BEGIN Records to process

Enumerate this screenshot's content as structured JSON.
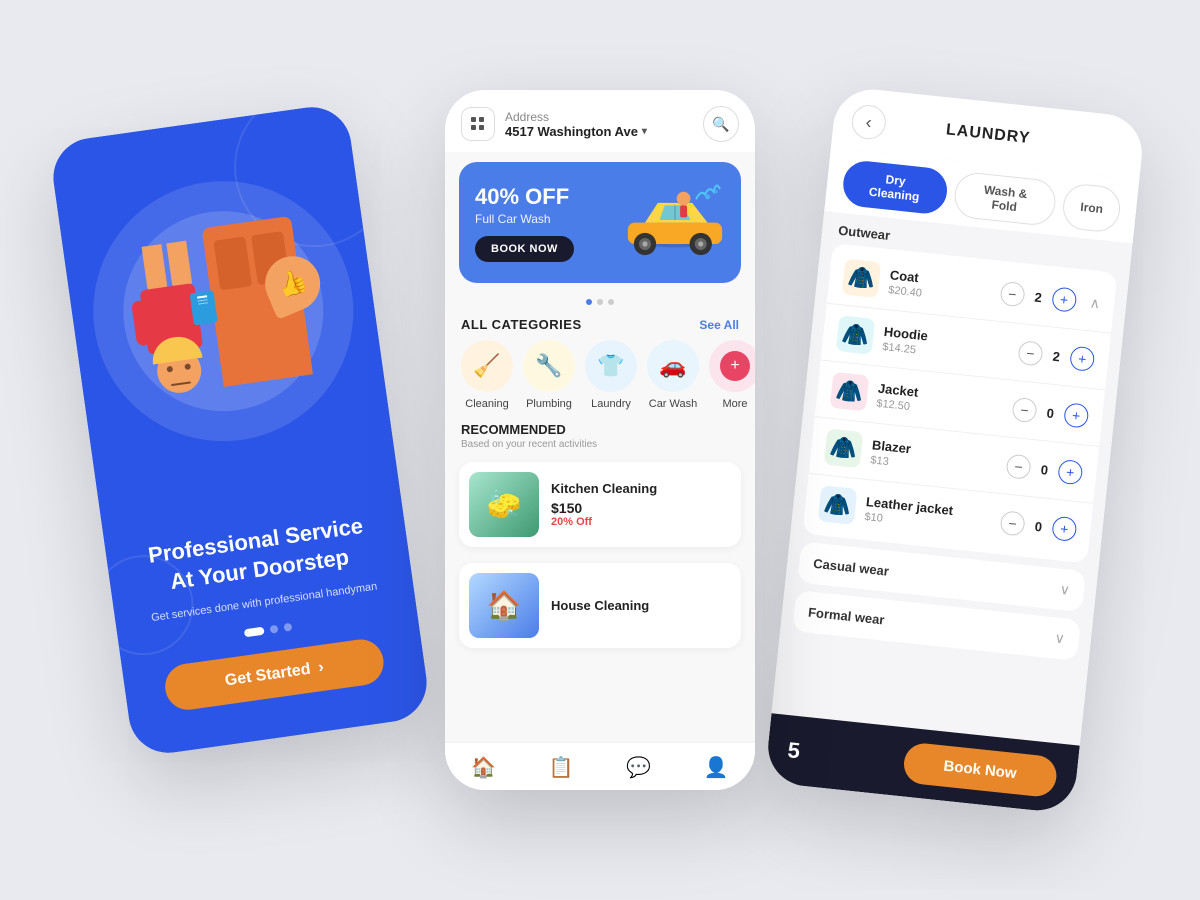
{
  "phone1": {
    "title": "Professional Service\nAt Your Doorstep",
    "subtitle": "Get services done with professional handyman",
    "cta_label": "Get Started",
    "dots": [
      "active",
      "inactive",
      "inactive"
    ]
  },
  "phone2": {
    "header": {
      "icon": "grid-icon",
      "address_label": "Address",
      "address_value": "4517 Washington Ave",
      "search_icon": "search-icon"
    },
    "banner": {
      "discount": "40% OFF",
      "service": "Full Car Wash",
      "cta": "BOOK NOW"
    },
    "categories_title": "ALL CATEGORIES",
    "see_all": "See All",
    "categories": [
      {
        "label": "Cleaning",
        "emoji": "🧹"
      },
      {
        "label": "Plumbing",
        "emoji": "🔧"
      },
      {
        "label": "Laundry",
        "emoji": "👕"
      },
      {
        "label": "Car Wash",
        "emoji": "🚗"
      },
      {
        "label": "More",
        "emoji": "➕"
      }
    ],
    "recommended_title": "RECOMMENDED",
    "recommended_sub": "Based on your recent activities",
    "services": [
      {
        "name": "Kitchen Cleaning",
        "price": "$150",
        "discount": "20% Off",
        "emoji": "🧽",
        "has_discount": true
      },
      {
        "name": "House Cleaning",
        "price": "",
        "discount": "",
        "emoji": "🏠",
        "has_discount": false
      }
    ],
    "nav": [
      {
        "icon": "🏠",
        "label": "home",
        "active": true
      },
      {
        "icon": "📋",
        "label": "orders",
        "active": false
      },
      {
        "icon": "💬",
        "label": "messages",
        "active": false
      },
      {
        "icon": "👤",
        "label": "profile",
        "active": false
      }
    ]
  },
  "phone3": {
    "title": "LAUNDRY",
    "back_label": "back",
    "tabs": [
      {
        "label": "Dry Cleaning",
        "active": true
      },
      {
        "label": "Wash & Fold",
        "active": false
      },
      {
        "label": "Iron",
        "active": false
      }
    ],
    "sections": [
      {
        "label": "Outwear",
        "expanded": true,
        "items": [
          {
            "name": "Coat",
            "price": "$20.40",
            "emoji": "🧥",
            "count": 2,
            "color": "#f4a261"
          },
          {
            "name": "Hoodie",
            "price": "$14.25",
            "emoji": "🧥",
            "count": 2,
            "color": "#4ab8c4"
          },
          {
            "name": "Jacket",
            "price": "$12.50",
            "emoji": "🧥",
            "count": 0,
            "color": "#e84545"
          },
          {
            "name": "Blazer",
            "price": "$13",
            "emoji": "🧥",
            "count": 0,
            "color": "#2db96a"
          },
          {
            "name": "Leather jacket",
            "price": "$10",
            "emoji": "🧥",
            "count": 0,
            "color": "#4a7de8"
          }
        ]
      },
      {
        "label": "Casual wear",
        "expanded": false
      },
      {
        "label": "Formal wear",
        "expanded": false
      }
    ],
    "footer": {
      "cart_count": "5",
      "book_label": "Book Now"
    }
  }
}
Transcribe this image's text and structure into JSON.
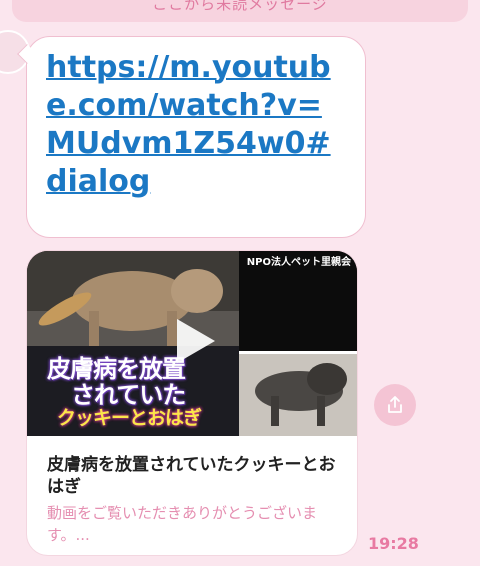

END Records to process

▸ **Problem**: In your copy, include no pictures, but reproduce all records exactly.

▸ **Response area**:
Enumerate this screenshot's content as structured JSON.
{
  "phone1": {
    "title": "Professional Service\nAt Your Doorstep",
    "subtitle": "Get services done with professional handyman",
    "cta_label": "Get Started",
    "dots": [
      "active",
      "inactive",
      "inactive"
    ]
  },
  "phone2": {
    "header": {
      "icon": "grid-icon",
      "address_label": "Address",
      "address_value": "4517 Washington Ave",
      "search_icon": "search-icon"
    },
    "banner": {
      "discount": "40% OFF",
      "service": "Full Car Wash",
      "cta": "BOOK NOW"
    },
    "categories_title": "ALL CATEGORIES",
    "see_all": "See All",
    "categories": [
      {
        "label": "Cleaning",
        "emoji": "🧹"
      },
      {
        "label": "Plumbing",
        "emoji": "🔧"
      },
      {
        "label": "Laundry",
        "emoji": "👕"
      },
      {
        "label": "Car Wash",
        "emoji": "🚗"
      },
      {
        "label": "More",
        "emoji": "➕"
      }
    ],
    "recommended_title": "RECOMMENDED",
    "recommended_sub": "Based on your recent activities",
    "services": [
      {
        "name": "Kitchen Cleaning",
        "price": "$150",
        "discount": "20% Off",
        "emoji": "🧽",
        "has_discount": true
      },
      {
        "name": "House Cleaning",
        "price": "",
        "discount": "",
        "emoji": "🏠",
        "has_discount": false
      }
    ],
    "nav": [
      {
        "icon": "🏠",
        "label": "home",
        "active": true
      },
      {
        "icon": "📋",
        "label": "orders",
        "active": false
      },
      {
        "icon": "💬",
        "label": "messages",
        "active": false
      },
      {
        "icon": "👤",
        "label": "profile",
        "active": false
      }
    ]
  },
  "phone3": {
    "title": "LAUNDRY",
    "back_label": "back",
    "tabs": [
      {
        "label": "Dry Cleaning",
        "active": true
      },
      {
        "label": "Wash & Fold",
        "active": false
      },
      {
        "label": "Iron",
        "active": false
      }
    ],
    "sections": [
      {
        "label": "Outwear",
        "expanded": true,
        "items": [
          {
            "name": "Coat",
            "price": "$20.40",
            "emoji": "🧥",
            "count": 2,
            "color": "#f4a261"
          },
          {
            "name": "Hoodie",
            "price": "$14.25",
            "emoji": "🧥",
            "count": 2,
            "color": "#4ab8c4"
          },
          {
            "name": "Jacket",
            "price": "$12.50",
            "emoji": "🧥",
            "count": 0,
            "color": "#e84545"
          },
          {
            "name": "Blazer",
            "price": "$13",
            "emoji": "🧥",
            "count": 0,
            "color": "#2db96a"
          },
          {
            "name": "Leather jacket",
            "price": "$10",
            "emoji": "🧥",
            "count": 0,
            "color": "#4a7de8"
          }
        ]
      },
      {
        "label": "Casual wear",
        "expanded": false
      },
      {
        "label": "Formal wear",
        "expanded": false
      }
    ],
    "footer": {
      "cart_count": "5",
      "book_label": "Book Now"
    }
  }
}
Transcribe this image's text and structure into JSON.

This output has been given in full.